Seedorf defends Flamini
Clarence Seedorf has launched a passionate defence of his AC Milan team-mate Matthieu Flamini ahead of Wednesday's Champions League clash against Tottenham at White Hart Lane.
Spurs beat Milan 1-0 at the San Siro three weeks ago to record a memorable victory, but their achievements were overshadowed by Gennaro Gattuso's headbutt on Joe Jordan and Flamini's reckless challenge on Vedran Corluka.
Flamini slid in late with a two-footed tackle on Corluka which sent the Croatian flying into the air but only earned the Frenchman a yellow card.
Spurs boss Harry Redknapp slammed the former Arsenal man for the tackle, insisting that Corluka was lucky to escape with an ankle sprain rather than a broken leg.
The former Arsenal man did little to endear himself to the Spurs fans by appearing to revel in the foul by punching the air in the direction of the Milan fans.
The midfielder is sure to receive a hostile reception in the second leg at White Hart Lane but Seedorf is confident that he will be able to deal with the pressure. The Dutchman also believes that Flamini was only guilty of committing a foul that happens on a regular basis in the Premier League.
"I've seen a lot of challenges in the Premier League and there are a lot of challenges here like that," Seedorf said. "He brought it to Italy, simple. He will be okay. He will approach tomorrow like he approaches all the games."
Gattuso's antics earned him a four-match ban, meaning he will miss the second leg.
The Milan captain's suspension has left head coach Massimiliano Allegri short of midfielders as he is already without Italy duo Andrea Pirlo and Massimo Ambrosini.
Seedorf, who could skipper the Rossoneri, is confident that the team will be able to overturn the 1-0 deficit despite the absence of their tenacious midfield general.
"We know how important Gattuso is, but there are a lot of players not there for us. We already have a nice list of players not here, like Pirlo and Ambrosini.
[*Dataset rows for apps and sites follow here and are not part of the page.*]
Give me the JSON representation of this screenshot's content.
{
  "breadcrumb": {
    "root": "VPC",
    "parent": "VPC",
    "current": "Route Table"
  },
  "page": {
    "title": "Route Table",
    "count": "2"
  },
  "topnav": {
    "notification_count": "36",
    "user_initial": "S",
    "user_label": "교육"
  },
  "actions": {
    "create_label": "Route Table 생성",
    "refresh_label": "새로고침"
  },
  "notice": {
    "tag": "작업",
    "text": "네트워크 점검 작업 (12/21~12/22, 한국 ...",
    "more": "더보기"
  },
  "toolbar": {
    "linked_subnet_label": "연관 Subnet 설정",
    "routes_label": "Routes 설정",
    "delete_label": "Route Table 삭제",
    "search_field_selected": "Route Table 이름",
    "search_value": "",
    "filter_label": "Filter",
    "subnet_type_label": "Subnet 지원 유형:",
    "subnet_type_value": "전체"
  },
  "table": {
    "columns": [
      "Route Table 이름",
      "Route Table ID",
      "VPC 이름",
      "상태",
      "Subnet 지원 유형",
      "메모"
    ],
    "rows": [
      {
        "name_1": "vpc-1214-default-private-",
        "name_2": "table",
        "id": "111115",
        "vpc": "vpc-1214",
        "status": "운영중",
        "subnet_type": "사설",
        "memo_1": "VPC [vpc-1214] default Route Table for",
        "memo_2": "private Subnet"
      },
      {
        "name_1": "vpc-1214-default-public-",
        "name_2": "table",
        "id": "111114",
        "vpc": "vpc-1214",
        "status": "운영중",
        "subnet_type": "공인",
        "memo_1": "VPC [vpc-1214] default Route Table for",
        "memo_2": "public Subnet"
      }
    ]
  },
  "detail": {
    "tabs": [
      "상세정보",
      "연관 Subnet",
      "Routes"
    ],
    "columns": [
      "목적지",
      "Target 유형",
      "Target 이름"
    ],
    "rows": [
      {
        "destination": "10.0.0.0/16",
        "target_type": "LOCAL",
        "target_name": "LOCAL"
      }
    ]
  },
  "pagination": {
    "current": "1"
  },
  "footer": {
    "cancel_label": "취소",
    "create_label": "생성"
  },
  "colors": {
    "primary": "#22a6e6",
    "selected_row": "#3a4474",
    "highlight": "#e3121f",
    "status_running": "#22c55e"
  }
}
Without them we have had great results. Those coming in must perform well and that is what we must do."